Opinion on the proposal is essentially split along party lines. Gov. Dannel Malloy, House Speaker Joe Aresimowicz, state Sen. Carlo Leone of Stamford, and longtime Democratic co-chair of the state Transportation Committee state Rep. Tony Guerrera are among those to have expressed support for reintroducing tolls to the state.
Republican Senators Toni Boucher – one of Guerrera’s co-chairs, whose district includes Redding, Ridgefield, Westport and Wilton – Tony Hwang, whose district includes parts of Fairfield, Newtown, Westport and Weston, and Senate Republican President Pro Tempore Len Fasano are opposed to the idea.

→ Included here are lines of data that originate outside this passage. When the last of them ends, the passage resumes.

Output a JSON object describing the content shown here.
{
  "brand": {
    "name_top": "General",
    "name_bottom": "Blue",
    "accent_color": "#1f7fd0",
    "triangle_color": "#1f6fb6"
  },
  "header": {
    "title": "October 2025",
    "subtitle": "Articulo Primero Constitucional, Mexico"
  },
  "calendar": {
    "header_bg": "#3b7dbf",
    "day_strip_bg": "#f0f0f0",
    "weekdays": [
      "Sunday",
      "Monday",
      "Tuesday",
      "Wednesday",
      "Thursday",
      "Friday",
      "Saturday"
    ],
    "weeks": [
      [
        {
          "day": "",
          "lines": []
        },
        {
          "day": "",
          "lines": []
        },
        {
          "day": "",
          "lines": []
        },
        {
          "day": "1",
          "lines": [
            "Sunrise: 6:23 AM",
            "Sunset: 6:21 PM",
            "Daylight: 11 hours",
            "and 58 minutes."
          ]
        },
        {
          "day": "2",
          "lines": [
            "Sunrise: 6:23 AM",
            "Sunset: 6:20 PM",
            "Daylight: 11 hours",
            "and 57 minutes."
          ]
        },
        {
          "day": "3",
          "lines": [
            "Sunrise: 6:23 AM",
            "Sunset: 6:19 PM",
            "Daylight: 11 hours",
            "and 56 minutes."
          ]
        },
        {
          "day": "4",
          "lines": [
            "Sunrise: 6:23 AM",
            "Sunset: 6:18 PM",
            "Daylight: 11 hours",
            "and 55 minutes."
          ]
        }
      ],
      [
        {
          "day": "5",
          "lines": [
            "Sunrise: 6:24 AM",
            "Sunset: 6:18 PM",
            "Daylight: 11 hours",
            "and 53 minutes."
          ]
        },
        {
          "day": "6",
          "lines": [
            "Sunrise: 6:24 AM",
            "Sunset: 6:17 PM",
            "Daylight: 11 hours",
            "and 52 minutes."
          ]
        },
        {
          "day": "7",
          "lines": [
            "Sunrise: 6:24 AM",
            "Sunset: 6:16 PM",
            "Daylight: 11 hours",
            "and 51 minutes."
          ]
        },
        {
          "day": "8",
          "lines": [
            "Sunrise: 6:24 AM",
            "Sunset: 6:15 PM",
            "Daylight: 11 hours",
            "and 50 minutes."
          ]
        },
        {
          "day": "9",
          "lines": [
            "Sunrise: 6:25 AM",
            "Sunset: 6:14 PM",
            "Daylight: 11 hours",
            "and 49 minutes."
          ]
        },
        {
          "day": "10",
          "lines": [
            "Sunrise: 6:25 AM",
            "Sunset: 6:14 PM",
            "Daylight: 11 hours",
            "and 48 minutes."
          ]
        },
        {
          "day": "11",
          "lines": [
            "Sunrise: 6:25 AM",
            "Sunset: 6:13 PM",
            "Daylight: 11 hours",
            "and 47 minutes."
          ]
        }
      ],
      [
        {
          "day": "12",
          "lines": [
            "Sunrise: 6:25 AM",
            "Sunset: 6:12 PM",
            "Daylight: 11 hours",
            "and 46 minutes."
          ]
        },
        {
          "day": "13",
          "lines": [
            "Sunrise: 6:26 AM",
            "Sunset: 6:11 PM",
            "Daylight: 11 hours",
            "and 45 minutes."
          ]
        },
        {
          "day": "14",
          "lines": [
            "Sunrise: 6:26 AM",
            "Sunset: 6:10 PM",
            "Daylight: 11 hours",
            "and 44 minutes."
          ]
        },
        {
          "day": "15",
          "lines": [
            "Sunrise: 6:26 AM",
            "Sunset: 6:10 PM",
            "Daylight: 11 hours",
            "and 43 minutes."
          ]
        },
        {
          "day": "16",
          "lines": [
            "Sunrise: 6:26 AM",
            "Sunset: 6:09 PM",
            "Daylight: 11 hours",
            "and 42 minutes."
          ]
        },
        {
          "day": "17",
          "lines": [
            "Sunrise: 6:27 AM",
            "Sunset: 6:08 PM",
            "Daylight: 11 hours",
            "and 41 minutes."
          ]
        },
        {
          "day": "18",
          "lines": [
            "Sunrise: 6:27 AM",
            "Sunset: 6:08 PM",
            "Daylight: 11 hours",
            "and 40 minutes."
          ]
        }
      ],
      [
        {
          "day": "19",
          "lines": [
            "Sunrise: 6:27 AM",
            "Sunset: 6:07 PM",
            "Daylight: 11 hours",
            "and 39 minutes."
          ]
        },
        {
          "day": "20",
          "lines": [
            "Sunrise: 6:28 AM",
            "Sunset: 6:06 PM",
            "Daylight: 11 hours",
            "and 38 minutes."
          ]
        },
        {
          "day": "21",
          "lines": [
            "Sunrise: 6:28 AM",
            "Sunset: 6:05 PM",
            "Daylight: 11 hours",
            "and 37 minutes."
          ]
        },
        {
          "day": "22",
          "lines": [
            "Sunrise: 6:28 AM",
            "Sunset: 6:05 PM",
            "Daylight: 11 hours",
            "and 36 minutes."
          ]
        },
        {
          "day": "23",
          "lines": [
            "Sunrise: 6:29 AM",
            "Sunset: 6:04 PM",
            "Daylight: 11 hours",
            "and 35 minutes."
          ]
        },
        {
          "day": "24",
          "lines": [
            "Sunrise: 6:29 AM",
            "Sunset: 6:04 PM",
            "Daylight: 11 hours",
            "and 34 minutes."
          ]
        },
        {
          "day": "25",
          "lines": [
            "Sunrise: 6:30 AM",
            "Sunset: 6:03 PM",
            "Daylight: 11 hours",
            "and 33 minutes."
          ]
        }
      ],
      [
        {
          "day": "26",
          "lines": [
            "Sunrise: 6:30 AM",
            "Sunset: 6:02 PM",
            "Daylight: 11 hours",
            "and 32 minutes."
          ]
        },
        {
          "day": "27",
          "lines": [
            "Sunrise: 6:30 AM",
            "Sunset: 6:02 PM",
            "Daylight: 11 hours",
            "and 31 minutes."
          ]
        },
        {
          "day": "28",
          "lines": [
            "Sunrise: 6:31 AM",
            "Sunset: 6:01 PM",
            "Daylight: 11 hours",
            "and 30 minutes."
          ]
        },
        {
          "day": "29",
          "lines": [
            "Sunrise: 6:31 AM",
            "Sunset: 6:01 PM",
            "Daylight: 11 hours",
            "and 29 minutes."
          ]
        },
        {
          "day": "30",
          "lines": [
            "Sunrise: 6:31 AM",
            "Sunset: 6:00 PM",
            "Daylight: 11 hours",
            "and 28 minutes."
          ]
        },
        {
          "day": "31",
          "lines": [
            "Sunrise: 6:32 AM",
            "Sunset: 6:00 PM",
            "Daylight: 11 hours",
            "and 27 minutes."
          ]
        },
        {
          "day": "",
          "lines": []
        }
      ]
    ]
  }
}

Toll proponents claim a new electronic toll system could bring the state as much as $600 million per year in revenue. Opponents say that many drivers would simply take side roads to avoid highway tolls, increasing congestion on smaller roads and drastically decreasing the revenue potential.
Concerns have also been raised about whether the money collected through tolls would be used for improvements to highways or be diverted to other uses.
State Transportation Commissioner James Redeker testified on Wednesday that, since the federal government must authorize the tolls, the revenues could not be applied to other projects.
Which highways would have tolls, where they would be located, how much they would cost drivers, and whether congestion pricing would be utilized to reduce fares during off-peak hours, are among the questions yet to be answered.
Republican state Sen. Len Suzio, the committee’s co-vice chairman, told Redeker that “to vote on something as dramatic as this – installing tolls or raising taxes – is premature until we do get those answers.”
“It just seems to me that any vote on something like this is premature until you can come before us and say, ‘I’ve got the answers … and here’s the options’,” Suzio said.